The Andrikopoulos Group claims that the district court erred in finding Maxus not liable for breach of contract or breach of fiduciary duty, and that Maxus should have been estopped from asserting, and the district court precluded from deciding, that the well was in Section 22.

They are correct in claiming that Maxus' actions constituted a breach of contract. It is undisputed that Maxus settled the underlying litigation without the unanimous consent of the parties, in contravention of the express language in the Operating Agreement. The district court found that Maxus' conduct was excused by the Andrikopoulos Group's unreasonable refusal to settle, which constituted a prior material breach by violating the implied covenant of good faith and fair dealing inherent in the Operating Agreement. Whether or not unreasonable refusal to settle could constitute a breach of contract, the conclusion that the Andrikopoulos Group acted unreasonably is not supported by the record. The evidence showed that Maxus did not tell the Andrikopoulos Group the terms of the settlement when it asked for the Andrikopoulos Group's consent. It was not unreasonable to refuse a settlement when the details were not disclosed.

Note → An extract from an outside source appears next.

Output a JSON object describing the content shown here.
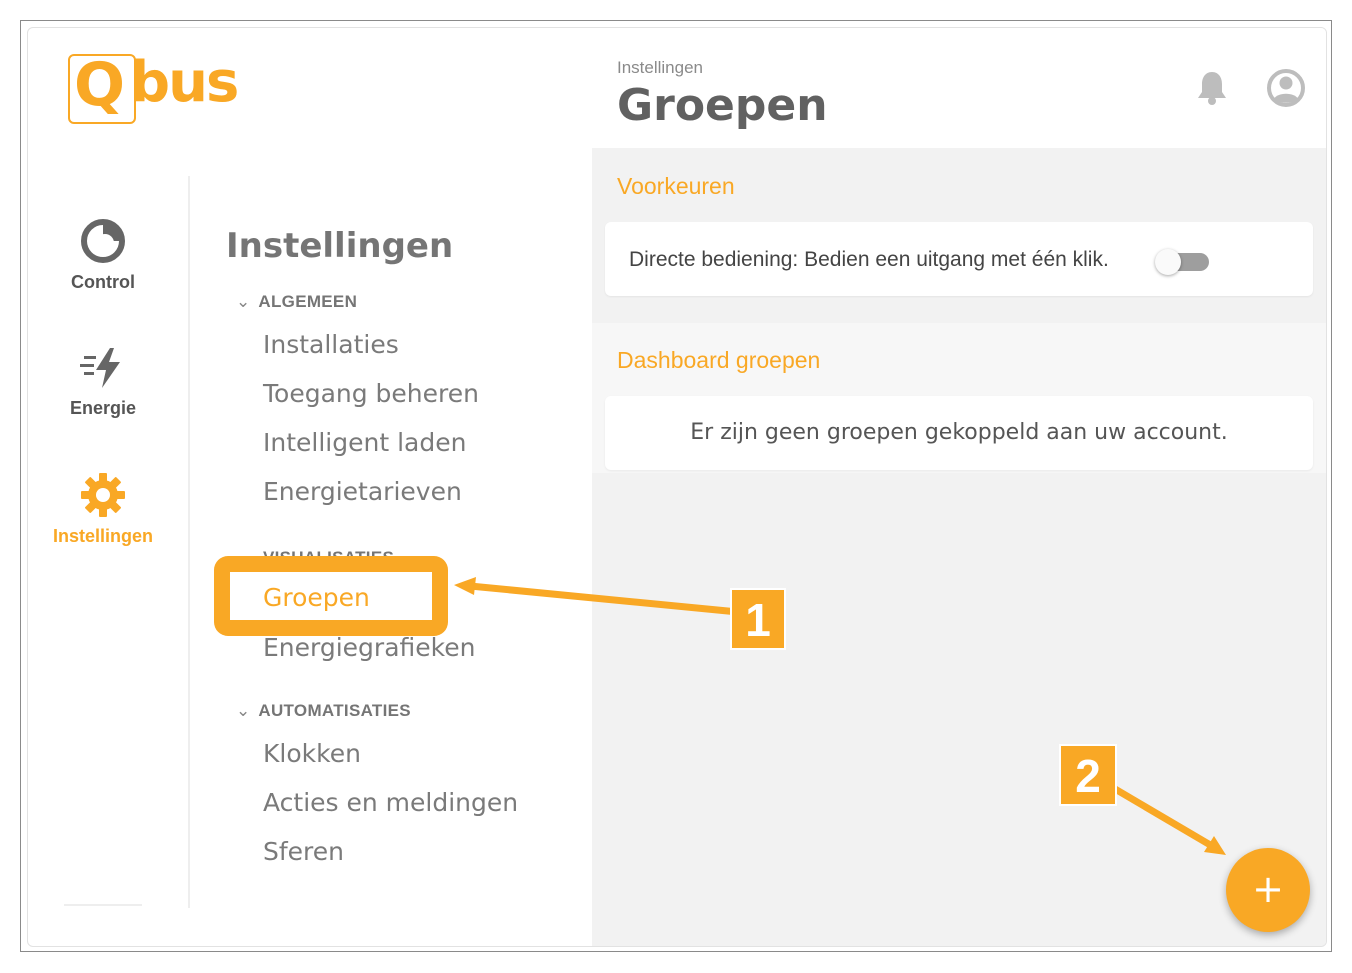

Even the Maxus vice-president, who made the decision to settle, testified at trial that he would not have advised his own company to consent without more information. Thus, the Andrikopoulos Group's refusal to settle could not be held to be unreasonable.

The district court, however, in addition to finding that Maxus was not liable, made specific findings that the Andrikopoulos Group suffered no actual damage. These findings are not clearly erroneous. The record supports the district court's finding that, had the underlying action proceeded to trial, a preponderance of the evidence would have shown that the plaintiffs would have prevailed and received a judgment for more than the amount of the settlement. Thus, the Andrikopoulos Group cannot show damage as a result of the settlement. There is, therefore, no reversible error in the district court's judgment for Maxus.

The district court correctly found that the Operating Agreement did not impose any fiduciary duty on Maxus, the terms of the agreement not expressly or impliedly giving rise to one. Andrau v. Michigan Wisconsin Pipe Line Co., 712 P.2d 372, 376 (Wyo.1986).

The Andrikopoulos Group argues that Maxus should have been estopped from asserting at trial that the well was in Section 22 because the underlying suit, in which plaintiffs had alleged this location, was dismissed with prejudice. Issue preclusion does not result from a dismissal with prejudice unaccompanied by findings when, as in this case, subsequent litigation involves a different cause of action. Lawlor v. National Screen Service Corp., 349 U.S. 322, 327, 75 S. Ct. 865, 868, 99 L. Ed. 1122 (1955).

Nor was the district court precluded from deciding the well's location just because it was not included as an issue in the pretrial order. Testimony on the issue was received at trial and was necessary to resolve the case. Both parties knew that the well's location was a central issue in the litigation, so there was no unfair surprise, particularly in light of the fact that the Andrikopoulos Group initiated the testimony on this issue. The district court did not abuse its discretion in making a determination as to the location of the oil well. Case v. Abrams, 352 F.2d 193, 195-96 (10th Cir. 1965).



Honorable Paul H. Roney, Senior United States Circuit Judge for the Eleventh Circuit Court of Appeals, sitting by designation